Segment Open
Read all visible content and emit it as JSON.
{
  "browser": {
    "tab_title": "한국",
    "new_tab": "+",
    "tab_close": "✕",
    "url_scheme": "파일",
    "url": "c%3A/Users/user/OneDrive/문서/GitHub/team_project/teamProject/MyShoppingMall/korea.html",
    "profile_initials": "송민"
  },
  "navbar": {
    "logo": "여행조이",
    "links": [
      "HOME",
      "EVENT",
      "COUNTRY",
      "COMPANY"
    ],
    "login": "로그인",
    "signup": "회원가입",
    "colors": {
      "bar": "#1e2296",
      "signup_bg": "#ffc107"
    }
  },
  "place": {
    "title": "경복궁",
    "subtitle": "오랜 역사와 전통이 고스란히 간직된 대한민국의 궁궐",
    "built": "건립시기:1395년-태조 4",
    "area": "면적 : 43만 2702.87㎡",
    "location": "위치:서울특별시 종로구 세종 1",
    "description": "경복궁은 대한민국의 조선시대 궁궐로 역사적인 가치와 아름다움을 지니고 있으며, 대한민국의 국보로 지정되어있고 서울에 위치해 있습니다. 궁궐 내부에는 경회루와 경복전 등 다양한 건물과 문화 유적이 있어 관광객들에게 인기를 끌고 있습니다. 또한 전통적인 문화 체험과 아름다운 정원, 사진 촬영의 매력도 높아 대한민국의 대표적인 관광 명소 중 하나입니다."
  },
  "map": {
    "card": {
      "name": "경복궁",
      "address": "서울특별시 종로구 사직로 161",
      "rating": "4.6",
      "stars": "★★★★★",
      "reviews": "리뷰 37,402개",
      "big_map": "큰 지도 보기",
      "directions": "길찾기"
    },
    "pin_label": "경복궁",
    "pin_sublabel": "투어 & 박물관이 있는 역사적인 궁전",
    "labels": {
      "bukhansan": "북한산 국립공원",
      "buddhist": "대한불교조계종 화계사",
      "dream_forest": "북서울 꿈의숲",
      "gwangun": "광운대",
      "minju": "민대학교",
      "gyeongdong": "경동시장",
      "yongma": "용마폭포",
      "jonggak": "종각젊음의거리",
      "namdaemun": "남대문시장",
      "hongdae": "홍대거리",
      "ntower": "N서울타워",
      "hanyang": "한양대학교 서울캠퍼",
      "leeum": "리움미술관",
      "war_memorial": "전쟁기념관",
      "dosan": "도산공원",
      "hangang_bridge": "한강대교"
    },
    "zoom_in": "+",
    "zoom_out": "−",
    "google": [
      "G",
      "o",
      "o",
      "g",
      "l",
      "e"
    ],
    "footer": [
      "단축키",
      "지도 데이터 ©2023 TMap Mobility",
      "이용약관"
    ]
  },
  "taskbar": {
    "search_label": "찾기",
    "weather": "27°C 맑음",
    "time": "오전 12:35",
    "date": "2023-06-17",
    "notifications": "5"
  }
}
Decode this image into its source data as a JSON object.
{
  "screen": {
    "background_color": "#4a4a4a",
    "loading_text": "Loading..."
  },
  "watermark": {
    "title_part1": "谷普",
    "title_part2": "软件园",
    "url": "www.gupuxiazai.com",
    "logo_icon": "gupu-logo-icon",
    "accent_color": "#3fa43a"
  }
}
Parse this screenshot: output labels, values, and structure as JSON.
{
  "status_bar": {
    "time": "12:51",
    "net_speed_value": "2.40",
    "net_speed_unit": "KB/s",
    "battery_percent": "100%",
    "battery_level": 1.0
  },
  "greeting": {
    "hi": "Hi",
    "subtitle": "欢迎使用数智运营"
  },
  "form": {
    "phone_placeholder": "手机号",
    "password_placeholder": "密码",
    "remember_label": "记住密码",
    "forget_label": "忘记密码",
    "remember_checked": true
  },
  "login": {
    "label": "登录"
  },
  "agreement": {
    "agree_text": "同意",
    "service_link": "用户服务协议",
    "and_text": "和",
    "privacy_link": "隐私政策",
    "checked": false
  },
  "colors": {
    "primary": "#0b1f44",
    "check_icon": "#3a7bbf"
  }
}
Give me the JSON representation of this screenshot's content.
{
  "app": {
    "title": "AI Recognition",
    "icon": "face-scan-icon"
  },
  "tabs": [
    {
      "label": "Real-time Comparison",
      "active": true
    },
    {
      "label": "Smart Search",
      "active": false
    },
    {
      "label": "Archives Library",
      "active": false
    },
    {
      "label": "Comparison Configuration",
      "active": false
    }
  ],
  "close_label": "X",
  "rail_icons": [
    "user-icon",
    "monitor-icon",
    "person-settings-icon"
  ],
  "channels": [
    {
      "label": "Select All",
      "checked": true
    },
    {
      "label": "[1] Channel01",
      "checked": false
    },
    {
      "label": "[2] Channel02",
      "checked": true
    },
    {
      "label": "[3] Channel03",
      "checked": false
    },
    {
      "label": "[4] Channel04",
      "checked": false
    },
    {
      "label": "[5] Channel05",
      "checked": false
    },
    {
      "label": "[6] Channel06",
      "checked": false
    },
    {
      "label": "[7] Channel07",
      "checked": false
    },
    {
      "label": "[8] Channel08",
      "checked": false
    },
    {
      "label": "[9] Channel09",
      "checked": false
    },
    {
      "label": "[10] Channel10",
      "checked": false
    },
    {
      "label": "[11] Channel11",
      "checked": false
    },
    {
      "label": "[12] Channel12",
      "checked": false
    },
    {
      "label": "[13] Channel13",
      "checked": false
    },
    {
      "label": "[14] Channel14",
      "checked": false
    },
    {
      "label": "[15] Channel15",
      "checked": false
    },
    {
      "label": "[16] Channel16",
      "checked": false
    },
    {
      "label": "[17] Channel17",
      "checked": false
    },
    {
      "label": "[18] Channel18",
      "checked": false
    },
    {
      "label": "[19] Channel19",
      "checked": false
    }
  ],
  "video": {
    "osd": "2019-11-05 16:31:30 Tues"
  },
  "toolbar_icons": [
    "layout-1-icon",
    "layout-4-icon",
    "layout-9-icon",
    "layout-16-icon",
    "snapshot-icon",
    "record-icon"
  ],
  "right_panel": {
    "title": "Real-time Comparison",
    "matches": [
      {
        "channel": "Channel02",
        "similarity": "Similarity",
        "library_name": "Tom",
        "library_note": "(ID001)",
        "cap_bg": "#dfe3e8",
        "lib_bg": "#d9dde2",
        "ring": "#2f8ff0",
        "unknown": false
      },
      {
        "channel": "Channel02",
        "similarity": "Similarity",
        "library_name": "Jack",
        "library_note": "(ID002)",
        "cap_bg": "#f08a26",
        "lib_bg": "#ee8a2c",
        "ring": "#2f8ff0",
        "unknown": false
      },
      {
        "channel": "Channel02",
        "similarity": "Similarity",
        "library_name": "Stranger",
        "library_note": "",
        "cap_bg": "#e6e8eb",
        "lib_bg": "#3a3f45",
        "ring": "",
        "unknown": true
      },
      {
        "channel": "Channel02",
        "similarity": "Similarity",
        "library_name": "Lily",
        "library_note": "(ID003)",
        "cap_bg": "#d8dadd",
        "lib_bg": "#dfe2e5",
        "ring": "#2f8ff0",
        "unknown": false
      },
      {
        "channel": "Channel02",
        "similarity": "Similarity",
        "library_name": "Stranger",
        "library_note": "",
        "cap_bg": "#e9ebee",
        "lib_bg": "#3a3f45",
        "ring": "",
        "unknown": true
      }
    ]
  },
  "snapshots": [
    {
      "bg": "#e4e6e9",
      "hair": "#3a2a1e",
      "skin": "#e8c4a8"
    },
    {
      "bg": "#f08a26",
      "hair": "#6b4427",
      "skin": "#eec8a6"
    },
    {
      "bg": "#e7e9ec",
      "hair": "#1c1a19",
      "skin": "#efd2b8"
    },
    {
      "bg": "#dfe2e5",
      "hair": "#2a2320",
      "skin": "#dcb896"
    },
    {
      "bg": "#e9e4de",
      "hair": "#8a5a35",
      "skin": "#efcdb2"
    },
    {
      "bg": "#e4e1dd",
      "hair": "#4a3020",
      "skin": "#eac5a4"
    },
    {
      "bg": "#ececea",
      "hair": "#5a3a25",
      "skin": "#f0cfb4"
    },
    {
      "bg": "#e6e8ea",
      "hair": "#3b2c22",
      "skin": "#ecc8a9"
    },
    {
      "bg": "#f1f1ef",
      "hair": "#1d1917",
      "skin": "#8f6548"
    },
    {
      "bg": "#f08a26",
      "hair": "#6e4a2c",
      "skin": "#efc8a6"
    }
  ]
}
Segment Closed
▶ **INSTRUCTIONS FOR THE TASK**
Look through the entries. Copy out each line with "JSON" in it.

▶ **REPLY**
Read all visible content and emit it as JSON.
Decode this image into its source data as a JSON object.
Parse this screenshot: output labels, values, and structure as JSON.
Give me the JSON representation of this screenshot's content.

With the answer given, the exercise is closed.